·      On Wednesday the Consumer Price Index (CPI) data will be released in the US. Headline prices are tipped to increase by 0.1 per cent, to be up 2.2 per cent over the year to October. The core inflation reading, which excludes the more volatile energy and food price components, is forecast to rise by 0.2 per cent to an annualised growth rate of 1.7 per cent in October. Despite the subdued inflation data, the US Federal Reserve is likely to increase interest rates in December due to strong economic and jobs growth.

·      Also on Wednesday US retail sales data for October is released with a 0.1 per cent lift expected after the 1.6 per cent increase in September. The Empire State survey and capital flows data are also issued on Wednesday.

·      On Thursday data on industrial production and trade (export/import) prices for October are announced in the US. Industrial production is tipped to recover in the aftermath of Hurricanes Harvey and Irma, rising by 0.5 per cent.

·      Also on Thursday the closely-watched Philadelphia Federal Reserve survey is released with the weekly data on claims for unemployment insurance (jobless claims).

·      On Friday, the focus will be on the US housing market. Housing starts are expected to have lifted to a 1.19 million annual rate in October from 1.127 million units in September. And building permits are tipped to have lifted 1.8 per cent. Homebuilding had declined to a one-year low due to severe storms in Texas and Florida. The National Association of Home Builders sentiment index is also released on Friday.

Financial markets

·      The US House of Representatives is expected to vote on President Trump’s tax bill during the week, which could be a potential driver for US sharemarkets.

·      The US earnings season is still underway. Several household names such as Home Depot, United Parcel Service, Cisco, Target and Wal-Mart are due to report earnings during the week. Earnings for S&P500 companies in the September quarter are expected to have increased around 8 per cent, well above expectations for a 5.9 per cent increase at the start of October according to Thomson Reuters.

For more Economic Insights, visit (VIEW LINK)

Ryan Felsman,

Senior Economist, CommSec


Online Stockbroker
Online Stockbroker

CommSec is Australia's leading online broker. CommSec has been committed to providing the best in online trading since 1995. CommSec helps make informed investment decisions with comprehensive market research, free live pricing and powerful...


No areas of expertise

I would like to

Only to be used for sending genuine email enquiries to the Contributor. Livewire Markets Pty Ltd reserves its right to take any legal or other appropriate action in relation to misuse of this service.

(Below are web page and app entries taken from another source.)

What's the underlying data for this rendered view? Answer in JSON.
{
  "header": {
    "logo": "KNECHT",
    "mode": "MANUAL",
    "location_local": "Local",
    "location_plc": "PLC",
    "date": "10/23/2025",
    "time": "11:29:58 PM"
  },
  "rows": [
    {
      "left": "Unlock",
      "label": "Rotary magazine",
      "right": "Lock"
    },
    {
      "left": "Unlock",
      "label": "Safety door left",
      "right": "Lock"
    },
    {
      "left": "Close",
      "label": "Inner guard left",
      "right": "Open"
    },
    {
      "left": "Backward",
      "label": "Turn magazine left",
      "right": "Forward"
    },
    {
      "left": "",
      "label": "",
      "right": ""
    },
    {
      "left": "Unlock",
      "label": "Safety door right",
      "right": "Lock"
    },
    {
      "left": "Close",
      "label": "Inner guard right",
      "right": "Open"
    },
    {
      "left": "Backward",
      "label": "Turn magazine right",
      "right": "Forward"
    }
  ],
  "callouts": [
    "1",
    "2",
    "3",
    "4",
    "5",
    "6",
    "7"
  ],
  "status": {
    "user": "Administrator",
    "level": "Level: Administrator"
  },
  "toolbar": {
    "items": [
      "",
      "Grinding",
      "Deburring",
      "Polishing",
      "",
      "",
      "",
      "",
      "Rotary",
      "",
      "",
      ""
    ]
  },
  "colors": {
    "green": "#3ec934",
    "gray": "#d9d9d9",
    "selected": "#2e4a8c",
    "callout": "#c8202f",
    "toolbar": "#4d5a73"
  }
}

Personal Information Collection Statement
Your personal information will be passed to the Contributor and/or its authorised service provider to assist the Contributor to contact you about your investment enquiry. They are required not to use your information for any other purpose. Our privacy policy explains how we store personal information and how you may access, correct or complain about the handling of personal information.


Sign In or Join Free to comment